**Problem description**:
Select, from the data, each line where "lines" occurs.

(Working data Opens)

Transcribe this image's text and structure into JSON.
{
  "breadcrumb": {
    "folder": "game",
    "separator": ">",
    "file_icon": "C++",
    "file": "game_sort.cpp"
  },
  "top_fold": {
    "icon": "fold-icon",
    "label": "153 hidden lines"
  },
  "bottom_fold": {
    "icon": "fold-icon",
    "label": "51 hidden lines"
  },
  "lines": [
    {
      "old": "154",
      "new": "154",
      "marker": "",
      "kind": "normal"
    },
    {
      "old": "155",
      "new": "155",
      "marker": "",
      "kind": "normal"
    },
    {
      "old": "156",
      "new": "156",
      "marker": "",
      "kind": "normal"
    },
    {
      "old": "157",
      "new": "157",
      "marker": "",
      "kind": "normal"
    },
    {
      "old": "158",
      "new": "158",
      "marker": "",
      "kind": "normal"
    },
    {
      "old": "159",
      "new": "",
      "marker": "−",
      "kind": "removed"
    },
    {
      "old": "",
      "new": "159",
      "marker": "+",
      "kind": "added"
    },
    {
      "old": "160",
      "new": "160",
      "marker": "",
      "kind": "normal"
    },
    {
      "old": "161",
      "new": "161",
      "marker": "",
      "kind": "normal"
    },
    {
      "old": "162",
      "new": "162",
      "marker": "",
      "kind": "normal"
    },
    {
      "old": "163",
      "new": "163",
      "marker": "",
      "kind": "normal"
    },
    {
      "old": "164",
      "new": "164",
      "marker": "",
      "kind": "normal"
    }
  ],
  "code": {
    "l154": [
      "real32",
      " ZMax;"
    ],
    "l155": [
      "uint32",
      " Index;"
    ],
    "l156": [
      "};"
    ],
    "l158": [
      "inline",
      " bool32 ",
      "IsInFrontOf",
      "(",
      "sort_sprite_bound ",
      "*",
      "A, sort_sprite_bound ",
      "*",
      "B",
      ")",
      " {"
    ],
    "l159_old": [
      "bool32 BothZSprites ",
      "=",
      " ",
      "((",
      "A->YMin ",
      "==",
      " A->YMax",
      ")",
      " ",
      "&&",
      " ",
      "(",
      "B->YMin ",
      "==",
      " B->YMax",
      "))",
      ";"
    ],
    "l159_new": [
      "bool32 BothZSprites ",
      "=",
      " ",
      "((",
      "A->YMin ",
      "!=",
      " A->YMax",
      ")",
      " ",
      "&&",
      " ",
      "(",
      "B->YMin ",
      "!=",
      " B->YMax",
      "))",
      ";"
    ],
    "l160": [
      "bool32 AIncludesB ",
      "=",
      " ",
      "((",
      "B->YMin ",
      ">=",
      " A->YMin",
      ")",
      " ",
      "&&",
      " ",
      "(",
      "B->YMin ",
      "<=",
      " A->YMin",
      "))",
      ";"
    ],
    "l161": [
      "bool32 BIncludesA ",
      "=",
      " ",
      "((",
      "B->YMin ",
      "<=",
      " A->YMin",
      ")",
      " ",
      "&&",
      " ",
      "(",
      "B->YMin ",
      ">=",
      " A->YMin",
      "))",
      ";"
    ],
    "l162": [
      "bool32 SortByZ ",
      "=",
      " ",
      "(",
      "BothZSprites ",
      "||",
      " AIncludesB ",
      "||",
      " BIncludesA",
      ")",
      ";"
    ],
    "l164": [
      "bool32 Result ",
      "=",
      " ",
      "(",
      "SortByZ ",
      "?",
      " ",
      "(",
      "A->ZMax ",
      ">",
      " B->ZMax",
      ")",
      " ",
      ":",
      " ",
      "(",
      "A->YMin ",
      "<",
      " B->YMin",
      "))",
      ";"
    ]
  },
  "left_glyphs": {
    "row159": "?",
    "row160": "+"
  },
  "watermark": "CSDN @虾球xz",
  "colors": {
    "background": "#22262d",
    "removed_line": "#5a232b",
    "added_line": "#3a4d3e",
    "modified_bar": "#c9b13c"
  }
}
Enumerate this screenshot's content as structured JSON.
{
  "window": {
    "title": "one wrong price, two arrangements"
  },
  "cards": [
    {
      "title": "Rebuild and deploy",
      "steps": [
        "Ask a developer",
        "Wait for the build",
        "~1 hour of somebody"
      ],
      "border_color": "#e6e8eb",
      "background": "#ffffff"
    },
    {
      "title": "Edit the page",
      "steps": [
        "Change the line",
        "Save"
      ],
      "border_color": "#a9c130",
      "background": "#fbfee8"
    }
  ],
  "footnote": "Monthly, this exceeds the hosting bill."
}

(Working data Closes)

**Answer for this exercise**:
    "label": "153 hidden lines"
    "label": "51 hidden lines"
  "lines": [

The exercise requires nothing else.